I assured her that except for a handful of crazy, hell-bent terrorists, everyone who gets on an airplane wants to arrive safely at his or her destination.
“So what’s the big deal?” she asked again.
“When you go to the mall or out to eat, do you want to be safe?” I asked her.
“Of course,” she responded.
“How would you like to be x-rayed and patted down when you arrive at the mall or a restaurant?” I continued.
“That would suck,” my daughter answered.
Ignoring her cheeky language, I continued.”In the 1980s, some insane person put cyanide in Tylenol capsules in a store in Chicago, then put the bottles back on the shelf. Several people died. How would you like to be searched every time you go to the grocery store?”
“I hate grocery shopping,” she replied honestly.
“You’re missing the point,” I dismiss her with my hand. “Then how about at school? Nothing is more important than the safety of our kids. How would you like to be strip-searched each day before you enter the building?” I asked.
“No! That would be gross!” she answered hotly. “That’s going too far!”
“And that,” I told her, “Is the point. What is going too far? Who defines too far?”

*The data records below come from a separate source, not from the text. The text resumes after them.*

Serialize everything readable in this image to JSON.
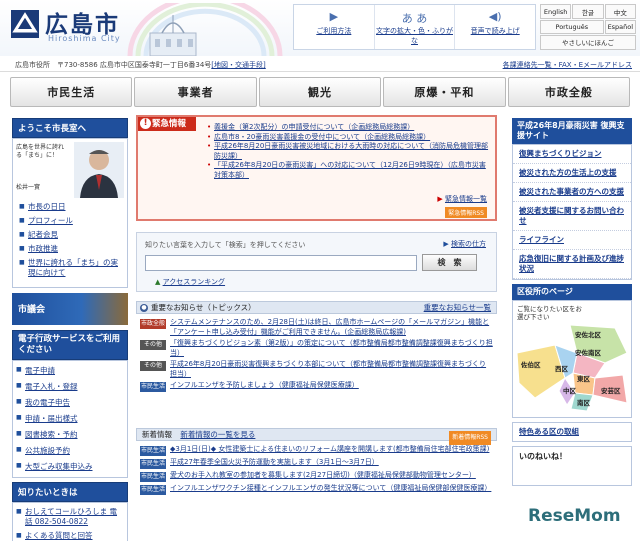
{
  "header": {
    "logo_title": "広島市",
    "logo_subtitle": "Hiroshima City",
    "utilities": [
      {
        "icon": "guide-icon",
        "label": "ご利用方法"
      },
      {
        "icon": "text-size-icon",
        "glyph": "あ あ",
        "label": "文字の拡大・色・ふりがな"
      },
      {
        "icon": "speaker-icon",
        "label": "音声で読み上げ"
      }
    ],
    "languages": [
      "English",
      "한글",
      "中文",
      "Português",
      "Español",
      "やさしいにほんご"
    ]
  },
  "address": {
    "text": "広島市役所　〒730-8586 広島市中区国泰寺町一丁目6番34号",
    "map_link": "[地図・交通手段]",
    "contact_link": "各課連絡先一覧・FAX・Eメールアドレス"
  },
  "nav": {
    "tabs": [
      "市民生活",
      "事業者",
      "観光",
      "原爆・平和",
      "市政全般"
    ]
  },
  "left": {
    "mayor_head": "ようこそ市長室へ",
    "mayor_note": "広島を世界に誇れる「まち」に！",
    "mayor_name": "松井一實",
    "mayor_links": [
      "市長の日日",
      "プロフィール",
      "記者会見",
      "市政推進",
      "世界に誇れる「まち」の実現に向けて"
    ],
    "council_head": "市議会",
    "eservice_head": "電子行政サービスをご利用ください",
    "eservice_links": [
      "電子申請",
      "電子入札・登録",
      "我の電子申告",
      "申請・届出様式",
      "図書検索・予約",
      "公共施設予約",
      "大型ごみ収集申込み"
    ],
    "help_head": "知りたいときは",
    "help_links": [
      "おしえてコールひろしま 電話 082-504-0822",
      "よくある質問と回答"
    ]
  },
  "emergency": {
    "label": "緊急情報",
    "items": [
      "義援金（第2次配分）の申請受付について（企画総務局総務課）",
      "広島市8・20豪雨災害義援金の受付中について（企画総務局総務課）",
      "平成26年8月20日豪雨災害被災地域における大雨時の対応について（消防局危機管理部防災課）",
      "「平成26年8月20日の豪雨災害」への対応について（12月26日9時現在）（広島市災害対策本部）"
    ],
    "list_link": "緊急情報一覧",
    "rss": "緊急情報RSS"
  },
  "search": {
    "hint": "知りたい言葉を入力して「検索」を押してください",
    "how_link": "検索の仕方",
    "placeholder": "",
    "button": "検　索",
    "ranking": "アクセスランキング"
  },
  "important": {
    "head": "重要なお知らせ（トピックス）",
    "list_link": "重要なお知らせ一覧",
    "rows": [
      {
        "tag": "市政全般",
        "color": "red",
        "text": "システムメンテナンスのため、2月28日(土)は終日、広島市ホームページの「メールマガジン」機能と「アンケート申し込み受付」機能がご利用できません。(企画総務局広報課)"
      },
      {
        "tag": "その他",
        "color": "dark",
        "text": "「復興まちづくりビジョン素（第2版）」の策定について（都市整備局都市整備調整課復興まちづくり担当）"
      },
      {
        "tag": "その他",
        "color": "dark",
        "text": "平成26年8月20日豪雨災害復興まちづくり本部について（都市整備局都市整備調整課復興まちづくり担当）"
      },
      {
        "tag": "市民生活",
        "color": "blue",
        "text": "インフルエンザを予防しましょう（健康福祉局保健医療課）"
      }
    ]
  },
  "new_info": {
    "head": "新着情報",
    "list_link": "新着情報の一覧を見る",
    "rss": "新着情報RSS",
    "rows": [
      {
        "tag": "市民生活",
        "color": "blue",
        "text": "◆3月1日(日)◆ 女性建築士による住まいのリフォーム講座を開講します(都市整備局住宅部住宅政策課)"
      },
      {
        "tag": "市民生活",
        "color": "blue",
        "text": "平成27年春季全国火災予防運動を実施します（3月1日～3月7日）"
      },
      {
        "tag": "市民生活",
        "color": "blue",
        "text": "愛犬のお手入れ教室の参加者を募集します(2月27日締切)（健康福祉局保健部動物管理センター）"
      },
      {
        "tag": "市民生活",
        "color": "blue",
        "text": "インフルエンザワクチン接種とインフルエンザの発生状況等について（健康福祉局保健部保健医療課）"
      }
    ]
  },
  "right": {
    "disaster_head": "平成26年8月豪雨災害 復興支援サイト",
    "links": [
      "復興まちづくりビジョン",
      "被災された方の生活上の支援",
      "被災された事業者の方への支援",
      "被災者支援に関するお問い合わせ",
      "ライフライン",
      "応急復旧に関する計画及び進捗状況"
    ],
    "ward_head": "区役所のページ",
    "ward_note": "ご覧になりたい区をお選び下さい",
    "wards": [
      "安佐北区",
      "安佐南区",
      "佐伯区",
      "西区",
      "東区",
      "中区",
      "南区",
      "安芸区"
    ],
    "special": "特色ある区の取組",
    "iine": "いのねいね！",
    "watermark": "ReseMom"
  }
}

I told my daughter that as I child, I watched All in the Family each Saturday night. In one episode, the Archie Bunker character went on the news to give an editorial about ending skyjacking. And I told her, when I was a child, I thought Archie had come up with a great idea: give every airline passenger a gun! Archie reasoned that his approach would give every passenger a fighting chance. Archie’s suggestion would make TSA pat-downs and security checks unnecessary, saving travelers both time and money.

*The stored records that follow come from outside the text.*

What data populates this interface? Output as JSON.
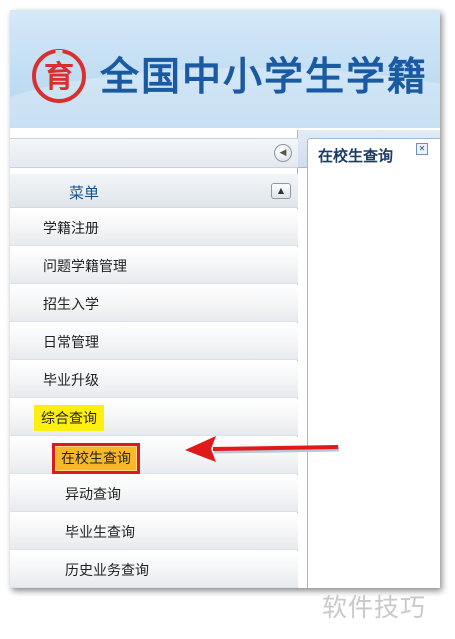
{
  "header": {
    "title": "全国中小学生学籍",
    "logo_glyph": "育",
    "colors": {
      "title": "#1a5aa2",
      "logo": "#d9302f"
    }
  },
  "left_panel": {
    "menu_title": "菜单",
    "collapse_icon": "chevron-left-icon",
    "menu_collapse_icon": "chevron-up-icon",
    "items": [
      {
        "label": "学籍注册"
      },
      {
        "label": "问题学籍管理"
      },
      {
        "label": "招生入学"
      },
      {
        "label": "日常管理"
      },
      {
        "label": "毕业升级"
      },
      {
        "label": "综合查询",
        "highlight": "#ffee11"
      }
    ],
    "sub_items": [
      {
        "label": "在校生查询",
        "selected": true,
        "highlight": "#f7b92a"
      },
      {
        "label": "异动查询"
      },
      {
        "label": "毕业生查询"
      },
      {
        "label": "历史业务查询"
      }
    ]
  },
  "right_panel": {
    "tab_label": "在校生查询",
    "tab_close_icon": "close-icon"
  },
  "annotation": {
    "arrow_color": "#e01a1a"
  },
  "watermark": "软件技巧"
}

Instead of giving every passenger a fighting chance, the TSA has found a better way to ensure our safety: treat each passenger like a felon and each airplane like a prison. Felons can’t vote, can’t own a gun, and can’t serve on a jury. Incarcerated felons don’t have 4th Amendment protection against “unreasonable search and seizure.” If prison guards so desire, they can toss a prisoners’ cell and person hundreds of times each day. A felon has no rights.

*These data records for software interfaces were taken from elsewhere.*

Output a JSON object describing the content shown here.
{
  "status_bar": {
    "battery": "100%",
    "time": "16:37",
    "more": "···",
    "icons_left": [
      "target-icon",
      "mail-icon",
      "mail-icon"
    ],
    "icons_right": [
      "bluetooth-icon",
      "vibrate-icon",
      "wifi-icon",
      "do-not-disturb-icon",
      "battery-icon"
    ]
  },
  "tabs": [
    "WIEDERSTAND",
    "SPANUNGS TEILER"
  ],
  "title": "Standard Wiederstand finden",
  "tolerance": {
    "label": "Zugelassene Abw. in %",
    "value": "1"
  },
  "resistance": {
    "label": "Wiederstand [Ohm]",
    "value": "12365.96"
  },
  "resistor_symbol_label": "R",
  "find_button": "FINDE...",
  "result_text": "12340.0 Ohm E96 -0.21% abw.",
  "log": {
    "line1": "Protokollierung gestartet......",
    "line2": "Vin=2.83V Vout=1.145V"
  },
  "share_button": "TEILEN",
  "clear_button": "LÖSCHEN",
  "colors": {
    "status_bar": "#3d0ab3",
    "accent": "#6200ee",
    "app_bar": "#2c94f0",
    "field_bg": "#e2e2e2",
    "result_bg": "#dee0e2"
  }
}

In Terry v. Ohio (1968), the US Supreme Court ruled that law enforcement could conduct a warrantless search when a police officer witnesses “unusual conduct” that leads that officer to reasonably believe “that criminal activity may be afoot”, that the suspicious person has a weapon and that the person is presently dangerous to the officer or others. In those cases, officers may conduct a pat-down search to determine whether the person is carrying a weapon. However, before conducting a pat-down, officers must be able to point to specific facts that warrant their actions. A vague hunch will not do.
So what is too far? As long as every passenger is subjected to the same undignified treatment, the TSA (now considered adjunct police officers of the federal government) consider you as a suspicious, armed person with likely “criminal activity” afoot.
So until either common sense or the ACLU intervenes, air travelers will continue to be treated with the same dignity as incarcerated felons. If you demand to be treated as a NON criminal, avoid the airport and drive your own car. That way you’re in control.
And if a fellow-passenger in your car gets frisky with you, you can always stop and ask that person to get out. Good luck doing that at the airport.